When Trump refused to quickly condemn the riot he incited at the Capitol, and later offered only mealy-mouthed calls for calm that reiterated his big lie about the election being stolen, Twitter and Facebook acted on their own.
Twitter locked out the President for 12 hours. Facebook went further, making the ban indefinite, as did Snapchat. That did this to prevent Trump for possibly inciting further violence.
Unlike many, perhaps most countries, media is the United States is almost entirely in private hands. We don’t have a public broadcaster like the BBC, an official newspaper like the People’s Daily, or a state news agency like ITAR-TASS. It’s entirely up to private American owners to decide how to cover the news.

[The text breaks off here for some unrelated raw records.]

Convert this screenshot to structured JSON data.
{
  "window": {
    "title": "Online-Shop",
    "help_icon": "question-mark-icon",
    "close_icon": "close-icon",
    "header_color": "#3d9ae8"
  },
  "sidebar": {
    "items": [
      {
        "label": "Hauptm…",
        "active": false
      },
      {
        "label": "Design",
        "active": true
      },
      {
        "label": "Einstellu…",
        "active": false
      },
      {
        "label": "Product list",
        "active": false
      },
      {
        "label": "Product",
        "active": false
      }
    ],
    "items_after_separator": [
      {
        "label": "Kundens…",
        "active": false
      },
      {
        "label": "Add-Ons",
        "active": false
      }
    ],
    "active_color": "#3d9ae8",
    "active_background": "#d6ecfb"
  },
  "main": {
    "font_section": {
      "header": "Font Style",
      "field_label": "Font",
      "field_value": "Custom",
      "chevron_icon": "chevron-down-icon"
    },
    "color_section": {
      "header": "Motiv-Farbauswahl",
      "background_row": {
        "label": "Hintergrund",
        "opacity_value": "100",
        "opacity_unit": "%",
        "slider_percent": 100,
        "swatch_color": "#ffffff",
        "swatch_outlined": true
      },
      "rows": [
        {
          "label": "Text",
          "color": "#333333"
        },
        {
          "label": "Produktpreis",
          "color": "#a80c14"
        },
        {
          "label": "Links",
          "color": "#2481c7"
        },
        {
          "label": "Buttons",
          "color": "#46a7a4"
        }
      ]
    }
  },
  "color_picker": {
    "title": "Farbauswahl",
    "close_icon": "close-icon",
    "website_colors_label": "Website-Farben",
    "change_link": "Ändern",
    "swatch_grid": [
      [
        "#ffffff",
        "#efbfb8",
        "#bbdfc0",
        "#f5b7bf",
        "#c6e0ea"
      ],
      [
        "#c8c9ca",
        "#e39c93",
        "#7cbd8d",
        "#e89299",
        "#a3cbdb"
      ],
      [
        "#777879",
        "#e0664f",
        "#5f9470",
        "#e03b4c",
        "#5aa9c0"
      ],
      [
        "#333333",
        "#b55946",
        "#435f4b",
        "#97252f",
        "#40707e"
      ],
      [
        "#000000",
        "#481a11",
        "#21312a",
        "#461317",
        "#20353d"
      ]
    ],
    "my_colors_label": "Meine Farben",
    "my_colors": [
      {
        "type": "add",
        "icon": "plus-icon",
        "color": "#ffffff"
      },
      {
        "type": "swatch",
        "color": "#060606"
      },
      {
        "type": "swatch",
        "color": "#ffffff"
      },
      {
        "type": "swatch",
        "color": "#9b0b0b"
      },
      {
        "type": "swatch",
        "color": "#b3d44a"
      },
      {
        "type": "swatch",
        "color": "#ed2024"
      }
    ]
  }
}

A lot of politicians throughout the world hate independent, privately owned media because they can’t control it. This is especially true of the new media types spawned by the creativity of Silicon Valley.
Twitter, Facebook, Snapchat, Instagram, YouTube and America’s world-champion technology companies like Amazon, Google and Apple are increasingly under attack exactly because of such independence.
A number of states have filed antitrust suits, and Trump has been singularly fixated on removing Section 230 of the 1996 Communications Decency Act. In fact, he vetoed the important annual defense bill because it didn’t specifically include repeal of this unrelated law.
Missouri Sen. Josh Hawley, the man who infamously raised his fist in support of the mob outside the Capitol before objecting to the certification of Joe Biden’s victory, is also fixated on this section.
“For too long, Big Tech companies like Twitter, Google and Facebook have used their power to silence political speech from conservatives without any recourse for users. Section 230 has been stretched and rewritten by courts to give these companies outlandish power over speech without accountability,” according to Hawley.
Why are they so fixated on this law? Because it gives ordinary Americans an easy way to make their thoughts and and concerns public. It turns every person with a computer or smartphone into an independent publisher. This really, really threatens politicians.
In authoritarian countries like China, the solution is simple: monitor everything and everyone though a “social credit system.” But in the United States, the First Amendment and Section 230 prevent this.
The section states very simply that “no provider or user of an interactive computer service shall be treated as the publisher or speaker of any information provided by another information content provider.” It means that when you write a restaurant review, post a video, or tweet that Trump is a Facist, the online platform isn’t responsible and can’t be sued.
Now Trump, Hawley and other politicians, businesses aggrieved by bad reviews, and celebrities seeking to remove unflattering photos aren’t going to go though a lot of effort to try to sue you. They’d rather sue the deep pockets: Twitter, Facebook, Snapchat, Google, Amazon and so on. Section 230 prevents that.
If there was no Section 230, your restaurant review would be subject to editing and your video would be taken down to avoid a lawsuit. And Trump’s tweets from Wednesday telling his “very special” mob “I know your pain” would still be public to avoid any accusation of unfairness.
Social media companies came through for democracy on Wednesday by exercising their independence in the great tradition of American media independence. If we take away their speech protections, it’s as bad as inviting the mob back into the Capitol.
Chris Jennewein is editor & publisher of Times of San Diego.